and BRKB) are among the most widely known
on today's market. The company is a holding
business that either owns other
businesses or has a
significant stake in them. Some of the business's
biggest holdings include Apple, Bank of America
Both offer diversification throughout
industry sectors. But while ETFs are
typically passively invested, seeking
to track a benchmark index, Berkshire Hathaway actively purchases
stocks and businesses. As you
explore whether or not purchasing Berkshire Hathaway is an
excellent idea for you, it can assist to get some
hands-on help from a financial
The business offers 2 types of shares: Class A and Class B. Berkshire's Class A shares are
pricey than Class B. This is since they have actually never ever

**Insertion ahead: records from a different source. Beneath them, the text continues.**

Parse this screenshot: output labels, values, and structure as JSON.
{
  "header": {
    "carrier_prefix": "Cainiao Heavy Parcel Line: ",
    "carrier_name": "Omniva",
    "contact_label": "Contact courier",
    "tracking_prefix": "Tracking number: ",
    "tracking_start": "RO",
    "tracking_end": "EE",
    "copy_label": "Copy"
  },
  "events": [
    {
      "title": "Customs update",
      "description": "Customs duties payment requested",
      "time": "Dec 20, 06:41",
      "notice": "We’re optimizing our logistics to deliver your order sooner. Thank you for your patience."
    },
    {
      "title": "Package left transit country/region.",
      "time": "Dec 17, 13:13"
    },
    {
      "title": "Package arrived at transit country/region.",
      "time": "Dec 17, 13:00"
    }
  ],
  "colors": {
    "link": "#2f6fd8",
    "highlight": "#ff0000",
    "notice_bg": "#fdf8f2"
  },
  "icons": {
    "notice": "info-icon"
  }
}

split, despite the
price remaining in the 6 figures now.
Buffet actually developed Class B
shares so that his company would be within reach of
But in 2010, they did a 50-to-1 split, so that Class B shares
were costing 1/1,500 the rate of
Class A shares. When you know which
Berkshire shares you can manage, you'll require
to pick a brokerage. Some companies have
in-person and over-the-phone services, whereas others are
completely online platforms or apps.
Brokerage Contrast Merrill Edge $0 for online trades; $29.
95 for rep-assisted trades $0 Bank of America account holders
Client assistance users Robinhood $0 $0
Mobile/online traders Self-dependent
investors Once your account is
moneyed, it's time to grab your piece of
Berkshire Hathaway. Lots of brokers will
offer two unique means of
purchase: limitation orders and market orders.
A limit order, on the other hand,
permits you to set a specific
price that Berkshire shares need to reach
before your account sets off a purchase.
Although more expensive than an online brokerage account, a
financial consultant is an excellent investment
option for rookie
investors or people who do not have
time to manage an account personally.
neglect this holistic technique,
but the benefits for working with an
can be significant. A holding
business is a business
that owns numerous other companies, and
Berkshire Hathaway is the best of the best. Warren
Buffett, aka the Oracle of Omaha, and his group are
constantly searching for
new stocks to bring into Berkshire's group of holdings.